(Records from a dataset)
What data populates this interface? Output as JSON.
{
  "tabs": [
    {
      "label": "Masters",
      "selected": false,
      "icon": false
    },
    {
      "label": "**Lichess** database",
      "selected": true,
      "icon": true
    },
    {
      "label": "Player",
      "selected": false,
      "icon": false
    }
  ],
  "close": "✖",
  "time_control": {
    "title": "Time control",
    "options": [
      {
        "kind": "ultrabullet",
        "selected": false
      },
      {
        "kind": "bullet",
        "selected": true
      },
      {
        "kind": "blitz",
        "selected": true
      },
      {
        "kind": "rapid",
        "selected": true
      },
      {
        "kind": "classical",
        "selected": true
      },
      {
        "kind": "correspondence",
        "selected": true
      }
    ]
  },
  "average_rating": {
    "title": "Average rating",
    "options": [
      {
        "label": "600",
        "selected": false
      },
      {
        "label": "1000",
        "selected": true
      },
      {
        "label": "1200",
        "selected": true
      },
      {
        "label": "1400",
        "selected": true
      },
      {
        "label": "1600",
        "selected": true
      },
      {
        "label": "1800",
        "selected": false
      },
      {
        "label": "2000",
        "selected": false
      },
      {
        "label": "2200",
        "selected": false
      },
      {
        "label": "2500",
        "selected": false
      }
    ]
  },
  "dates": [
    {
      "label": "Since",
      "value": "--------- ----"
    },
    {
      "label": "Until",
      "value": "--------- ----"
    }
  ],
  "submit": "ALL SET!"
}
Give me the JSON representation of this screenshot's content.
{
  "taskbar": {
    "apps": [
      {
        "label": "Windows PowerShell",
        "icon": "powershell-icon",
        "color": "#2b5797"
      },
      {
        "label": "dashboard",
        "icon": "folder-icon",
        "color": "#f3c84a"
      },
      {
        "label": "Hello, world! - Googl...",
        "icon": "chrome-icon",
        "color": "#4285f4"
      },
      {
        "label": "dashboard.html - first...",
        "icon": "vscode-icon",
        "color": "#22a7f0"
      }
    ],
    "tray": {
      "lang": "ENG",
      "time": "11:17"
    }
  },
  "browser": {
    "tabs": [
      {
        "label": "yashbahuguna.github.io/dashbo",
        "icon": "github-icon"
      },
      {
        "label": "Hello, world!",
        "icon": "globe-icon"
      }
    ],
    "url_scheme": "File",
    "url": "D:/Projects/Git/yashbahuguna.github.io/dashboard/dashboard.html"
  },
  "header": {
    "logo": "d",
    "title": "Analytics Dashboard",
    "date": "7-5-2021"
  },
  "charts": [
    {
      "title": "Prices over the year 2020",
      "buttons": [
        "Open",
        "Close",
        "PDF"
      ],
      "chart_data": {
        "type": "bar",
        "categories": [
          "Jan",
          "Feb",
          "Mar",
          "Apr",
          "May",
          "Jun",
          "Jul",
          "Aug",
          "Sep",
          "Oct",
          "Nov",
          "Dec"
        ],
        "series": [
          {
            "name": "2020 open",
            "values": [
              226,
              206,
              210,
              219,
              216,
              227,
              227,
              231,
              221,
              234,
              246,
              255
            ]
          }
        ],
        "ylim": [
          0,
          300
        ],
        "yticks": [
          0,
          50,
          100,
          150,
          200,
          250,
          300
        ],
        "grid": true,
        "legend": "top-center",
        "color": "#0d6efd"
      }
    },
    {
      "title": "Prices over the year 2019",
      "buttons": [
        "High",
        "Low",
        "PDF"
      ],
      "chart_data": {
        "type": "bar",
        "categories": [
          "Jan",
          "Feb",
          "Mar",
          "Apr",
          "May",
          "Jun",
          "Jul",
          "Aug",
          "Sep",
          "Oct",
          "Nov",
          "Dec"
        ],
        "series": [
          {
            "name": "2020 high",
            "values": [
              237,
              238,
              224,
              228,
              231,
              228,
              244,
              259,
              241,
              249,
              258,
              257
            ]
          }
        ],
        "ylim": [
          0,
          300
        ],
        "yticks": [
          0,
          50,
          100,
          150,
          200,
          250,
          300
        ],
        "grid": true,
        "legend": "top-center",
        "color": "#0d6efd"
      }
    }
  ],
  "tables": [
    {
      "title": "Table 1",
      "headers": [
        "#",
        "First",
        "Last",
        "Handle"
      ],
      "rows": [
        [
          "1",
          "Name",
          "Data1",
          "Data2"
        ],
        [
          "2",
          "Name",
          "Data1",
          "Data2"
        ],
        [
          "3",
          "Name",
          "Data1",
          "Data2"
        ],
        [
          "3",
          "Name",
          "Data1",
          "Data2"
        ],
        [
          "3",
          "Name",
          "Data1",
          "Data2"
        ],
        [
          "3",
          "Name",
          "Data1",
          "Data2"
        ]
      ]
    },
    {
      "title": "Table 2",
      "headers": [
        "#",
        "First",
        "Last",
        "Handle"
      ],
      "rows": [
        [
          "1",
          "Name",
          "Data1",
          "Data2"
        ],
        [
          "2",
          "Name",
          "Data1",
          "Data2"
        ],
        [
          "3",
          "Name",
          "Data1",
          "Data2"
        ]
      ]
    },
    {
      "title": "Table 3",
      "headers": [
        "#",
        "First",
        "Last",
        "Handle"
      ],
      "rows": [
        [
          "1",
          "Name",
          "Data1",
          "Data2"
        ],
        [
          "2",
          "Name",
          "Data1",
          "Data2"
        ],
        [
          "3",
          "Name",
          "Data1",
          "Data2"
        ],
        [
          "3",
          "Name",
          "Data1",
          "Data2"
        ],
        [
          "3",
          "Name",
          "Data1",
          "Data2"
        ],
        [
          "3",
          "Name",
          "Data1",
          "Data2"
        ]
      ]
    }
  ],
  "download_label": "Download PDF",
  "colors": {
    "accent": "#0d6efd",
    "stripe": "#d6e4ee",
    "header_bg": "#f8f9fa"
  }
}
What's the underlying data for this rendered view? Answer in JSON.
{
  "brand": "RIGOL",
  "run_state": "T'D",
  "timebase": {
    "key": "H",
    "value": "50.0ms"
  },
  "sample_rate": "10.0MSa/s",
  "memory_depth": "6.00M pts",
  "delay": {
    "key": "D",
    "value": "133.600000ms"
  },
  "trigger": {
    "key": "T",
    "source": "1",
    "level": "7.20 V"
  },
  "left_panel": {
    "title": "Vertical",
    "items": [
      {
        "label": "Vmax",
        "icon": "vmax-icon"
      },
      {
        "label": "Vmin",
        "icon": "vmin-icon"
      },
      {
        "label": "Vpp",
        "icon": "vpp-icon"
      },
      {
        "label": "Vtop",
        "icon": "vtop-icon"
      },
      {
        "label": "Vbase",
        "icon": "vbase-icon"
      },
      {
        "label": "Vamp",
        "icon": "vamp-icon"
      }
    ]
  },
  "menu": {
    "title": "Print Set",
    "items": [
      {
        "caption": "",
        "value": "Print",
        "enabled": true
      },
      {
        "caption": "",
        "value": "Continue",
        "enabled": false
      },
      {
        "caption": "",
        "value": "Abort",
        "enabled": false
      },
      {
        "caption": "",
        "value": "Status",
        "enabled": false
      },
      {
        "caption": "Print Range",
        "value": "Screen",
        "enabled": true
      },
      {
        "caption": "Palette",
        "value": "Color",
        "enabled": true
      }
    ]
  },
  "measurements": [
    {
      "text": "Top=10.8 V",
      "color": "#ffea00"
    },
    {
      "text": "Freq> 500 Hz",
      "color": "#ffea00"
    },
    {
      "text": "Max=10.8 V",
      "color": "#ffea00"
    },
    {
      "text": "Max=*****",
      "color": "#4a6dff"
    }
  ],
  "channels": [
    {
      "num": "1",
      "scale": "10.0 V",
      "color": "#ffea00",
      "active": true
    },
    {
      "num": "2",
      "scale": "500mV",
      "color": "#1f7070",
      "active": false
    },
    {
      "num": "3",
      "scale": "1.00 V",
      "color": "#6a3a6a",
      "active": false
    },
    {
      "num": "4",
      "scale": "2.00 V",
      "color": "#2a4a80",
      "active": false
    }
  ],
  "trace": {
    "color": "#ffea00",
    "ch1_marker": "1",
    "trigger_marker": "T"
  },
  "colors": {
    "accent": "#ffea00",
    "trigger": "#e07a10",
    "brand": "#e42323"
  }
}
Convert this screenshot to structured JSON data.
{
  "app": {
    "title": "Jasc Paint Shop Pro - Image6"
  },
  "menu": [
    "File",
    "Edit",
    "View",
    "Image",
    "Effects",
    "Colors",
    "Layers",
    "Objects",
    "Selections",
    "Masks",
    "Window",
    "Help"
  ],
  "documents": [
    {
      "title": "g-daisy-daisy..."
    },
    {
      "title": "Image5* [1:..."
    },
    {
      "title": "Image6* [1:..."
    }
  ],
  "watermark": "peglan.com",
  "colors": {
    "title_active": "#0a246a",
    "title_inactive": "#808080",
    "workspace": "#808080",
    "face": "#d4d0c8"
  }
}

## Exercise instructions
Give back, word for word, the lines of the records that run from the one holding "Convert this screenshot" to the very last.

## Problem solution
Convert this screenshot to structured JSON data.
{
  "app": {
    "title": "Jasc Paint Shop Pro - Image6"
  },
  "menu": [
    "File",
    "Edit",
    "View",
    "Image",
    "Effects",
    "Colors",
    "Layers",
    "Objects",
    "Selections",
    "Masks",
    "Window",
    "Help"
  ],
  "documents": [
    {
      "title": "g-daisy-daisy..."
    },
    {
      "title": "Image5* [1:..."
    },
    {
      "title": "Image6* [1:..."
    }
  ],
  "watermark": "peglan.com",
  "colors": {
    "title_active": "#0a246a",
    "title_inactive": "#808080",
    "workspace": "#808080",
    "face": "#d4d0c8"
  }
}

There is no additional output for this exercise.